Reincarnated Rags. By Junky Styling, TRIAD, et al.
Been following the judging of our Umbrella Inside Out competition? Some of the entries might remind you of the panache of Junky Styling, whom we mentioned nine months ago. They are still getting press coverage for their "style savvy" look achieved from the refashioning of preloved clothes into new designs. A recent piece in the UK's Daily Mail suggested that this "artful blend of vintage pieces and customising, with a careful eye on the ethics of the fashion world" has been attracting the likes of Sadie Frost, Gwen Stefani, Russell Brand and Stella McCartney.
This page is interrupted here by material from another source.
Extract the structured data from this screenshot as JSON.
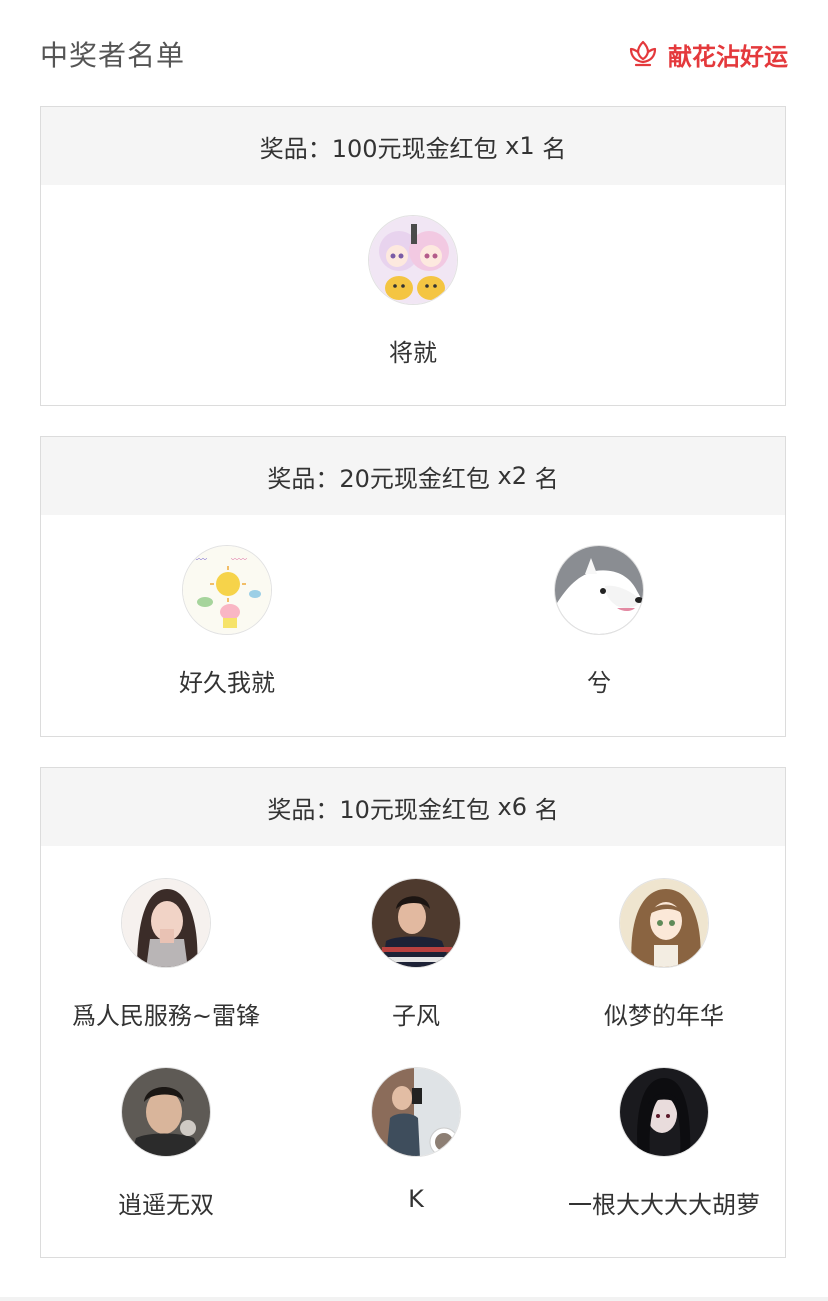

Although at it since 1997, Annika Saunders, and Kerry Seager were not the first to commercialise their idea, (under the Junky Styling moniker). Go further back to say 1991, when Dorothy McKenzie's seminal tome: Green Design - Design for the Environment, hit book shelves, it carried the case study of Reactivart, a designer's collective that took apart everything from sample books to wool sweaters and reconfigured them. Alas now defunct, I'm sure the members of that group welcome the ...
Top pic: some of Junky Styling more recent work. Lower pic: their earlier creations.
... newcomers to today's more responsive marketplace. TRAID, another player on this field even has a growing chain of retail outlets. And one of their trainees has gone on to set up her own label, Orinoco. With all this activity happening the British Fashion Council didn't want to be left out of the action and will be launching Estethica, a dedicated exhibition space for 'ethical fashion designers', at their acclaimed London Fashion Week, coming soon (19 to 22 September) to London's Natural History Museum. To get their gear swaying down Estethica's catwalk, designers have to show evidence of subscribing to three categories: Fair Trade, Organic Production and/or Recycle. Nice to see mainstream rag trade starting to get on board, with some vigour. Finally. Almost makes me want to sling that tape measure around my neck and pick up the shears once more. Maybe I should've even reworked a brolly.